● TASK TO CARRY OUT
What appears in the data must be reproduced exactly.

● DATA EXTRACT
= = = =

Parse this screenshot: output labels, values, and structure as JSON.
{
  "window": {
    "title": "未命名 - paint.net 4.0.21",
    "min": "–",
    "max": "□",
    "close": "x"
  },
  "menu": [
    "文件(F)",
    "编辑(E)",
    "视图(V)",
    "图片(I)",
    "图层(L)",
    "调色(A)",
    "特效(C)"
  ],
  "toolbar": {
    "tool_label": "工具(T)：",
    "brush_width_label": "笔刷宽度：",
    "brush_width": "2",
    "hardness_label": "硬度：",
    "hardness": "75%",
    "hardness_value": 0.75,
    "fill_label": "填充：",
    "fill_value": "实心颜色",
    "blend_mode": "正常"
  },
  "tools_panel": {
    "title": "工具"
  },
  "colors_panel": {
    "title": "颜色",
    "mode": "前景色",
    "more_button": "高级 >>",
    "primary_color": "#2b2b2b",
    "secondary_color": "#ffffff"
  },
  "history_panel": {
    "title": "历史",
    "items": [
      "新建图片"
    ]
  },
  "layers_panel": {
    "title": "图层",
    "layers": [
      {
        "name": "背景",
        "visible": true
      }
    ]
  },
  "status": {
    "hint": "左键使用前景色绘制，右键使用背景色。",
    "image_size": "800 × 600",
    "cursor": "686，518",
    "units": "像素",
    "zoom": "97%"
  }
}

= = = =

● RESPONSE BELOW
Parse this screenshot: output labels, values, and structure as JSON.
{
  "window": {
    "title": "未命名 - paint.net 4.0.21",
    "min": "–",
    "max": "□",
    "close": "x"
  },
  "menu": [
    "文件(F)",
    "编辑(E)",
    "视图(V)",
    "图片(I)",
    "图层(L)",
    "调色(A)",
    "特效(C)"
  ],
  "toolbar": {
    "tool_label": "工具(T)：",
    "brush_width_label": "笔刷宽度：",
    "brush_width": "2",
    "hardness_label": "硬度：",
    "hardness": "75%",
    "hardness_value": 0.75,
    "fill_label": "填充：",
    "fill_value": "实心颜色",
    "blend_mode": "正常"
  },
  "tools_panel": {
    "title": "工具"
  },
  "colors_panel": {
    "title": "颜色",
    "mode": "前景色",
    "more_button": "高级 >>",
    "primary_color": "#2b2b2b",
    "secondary_color": "#ffffff"
  },
  "history_panel": {
    "title": "历史",
    "items": [
      "新建图片"
    ]
  },
  "layers_panel": {
    "title": "图层",
    "layers": [
      {
        "name": "背景",
        "visible": true
      }
    ]
  },
  "status": {
    "hint": "左键使用前景色绘制，右键使用背景色。",
    "image_size": "800 × 600",
    "cursor": "686，518",
    "units": "像素",
    "zoom": "97%"
  }
}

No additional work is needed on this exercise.